After Rory McIlroy was left in the shade by Jordan Spieth at Augusta, the Irreverent View asks whether finishing behind the American was really a bad thing for the world No.1:
Move over, Rory McIlroy. Golf has a new brightest star.
Masters champion Jordan Spieth equalled Tiger Woods' Masters record of 270, shot the most birdies  and became the second youngest winner since Tiger Woods.
There were several excellent performances this tournament, including that of Phil Mickelson, who finished as runner-up. Mickelson said of Spieth: "He has no weaknesses. He doesn't overpower the golf course, but he plays it strategically well. I believe that Jordan simply plays all the shots properly. That's something you can't teach."
Spieth showed that over the whole of last weekend.
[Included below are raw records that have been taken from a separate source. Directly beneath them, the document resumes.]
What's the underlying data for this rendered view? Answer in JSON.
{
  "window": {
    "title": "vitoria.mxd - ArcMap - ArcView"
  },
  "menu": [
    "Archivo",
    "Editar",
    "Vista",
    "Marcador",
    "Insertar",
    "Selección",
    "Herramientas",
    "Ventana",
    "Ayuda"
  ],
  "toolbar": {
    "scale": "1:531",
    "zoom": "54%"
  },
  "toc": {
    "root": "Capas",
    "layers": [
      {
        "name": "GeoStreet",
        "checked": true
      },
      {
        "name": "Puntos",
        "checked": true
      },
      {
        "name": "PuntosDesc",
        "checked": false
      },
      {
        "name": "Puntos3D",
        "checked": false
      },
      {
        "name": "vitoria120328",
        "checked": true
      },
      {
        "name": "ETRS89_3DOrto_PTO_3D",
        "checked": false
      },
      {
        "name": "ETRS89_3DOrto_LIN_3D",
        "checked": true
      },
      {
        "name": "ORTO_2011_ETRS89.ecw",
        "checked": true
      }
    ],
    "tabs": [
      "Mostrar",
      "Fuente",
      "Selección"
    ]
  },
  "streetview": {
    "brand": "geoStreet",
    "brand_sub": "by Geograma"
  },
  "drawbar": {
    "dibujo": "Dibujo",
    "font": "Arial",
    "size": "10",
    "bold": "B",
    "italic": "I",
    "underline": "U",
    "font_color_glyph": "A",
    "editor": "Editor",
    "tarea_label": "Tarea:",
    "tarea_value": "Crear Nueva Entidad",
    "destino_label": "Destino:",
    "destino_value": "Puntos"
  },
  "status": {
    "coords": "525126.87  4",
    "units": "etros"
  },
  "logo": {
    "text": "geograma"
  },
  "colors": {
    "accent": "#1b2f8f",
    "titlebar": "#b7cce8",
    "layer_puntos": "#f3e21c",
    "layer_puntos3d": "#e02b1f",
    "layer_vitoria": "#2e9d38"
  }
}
Every aspect of his game was working in perfect concert: driving, approaches, chipping, putting - and the mental side of it. Every time he had a minor setback on Sunday, he came back with something. His pursuers were never really close.
The ascension of Spieth makes McIlroy now the second hottest property in golf - for the time being at least. And that might not be a bad thing for the Northern Irishman.
He has coped brilliantly well with the pressure of being world No.1. But there is one thing missing in Rory that his childhood hero and Nike stablemate Woods seems to have plenty of: a burning desire for power.
Clearly there's no way that Rory could have won three of the four Majors without huge amounts of mental courage and self belief. But he does not display a fanatical conviction of his own supremacy, that Woods had.
Incidentally, that is what makes Woods such a fascinating figure since his decline - like watching a god being told that there had been a mix-up, that it turns out he is a mortal after all.
In this most solitary sport, the players who can endure for the longest seem to have an attitude which gives the impression of a disregard for other people and what is going on around them. How could you put yourself through it, without?
The inability to play nicely with others is a trait common to the very best golfers, conjuring the image of the lone wolf, the self-made man, the cowboy striding alone through the Wild West of fairway and bunker. An image, at least to my mind, of several American players over the years, and that would explain a few things about the Ryder Cup. Time after time, Europe comes out on top despite being weaker man-for-man because they can play better as a team.
Rory, a humble genius from from a tight-knit community, can thrive on the camaraderie of competition in a way that Tiger never could. It was always Tiger against the rest - not just when you looked at the gap on the leaderboard but in the personal relationships he had with the men he ought to have called colleagues but sometimes seemed to look on as courtiers.
In Spieth, McIlroy has a worthy opponent and someone with whom he might have a rivalry for a decade or 15 years. In his post-round TV interview on Sunday night, Rory praised Jordan and then stopped in mid-flow "... I nearly called him a kid there - I mean, the guy ..."
And there's no doubt, it is hard to believe that Spieth is 21. He's so self-possessed. So assured. So balding. Rory said of him: "As a 21-year old he is far more mature than me than when I was 21." A frightening thought.
With the likes of Rickie Fowler and Hideki Matsuyama snapping at their heels, Rory and Jordan could be at the forefront of a new golden age of young golfers. And the rivalry can spur McIlroy on to even great heights.
"I just have to worry about myself and try to play the best that I can. I know if I do that then that No.1 position is pretty safe. Jordan's playing very well - but I know I have the capability to do the same thing."
Spieth's magnificent Masters win was great for golf. But it could also be great for Rory McIlroy.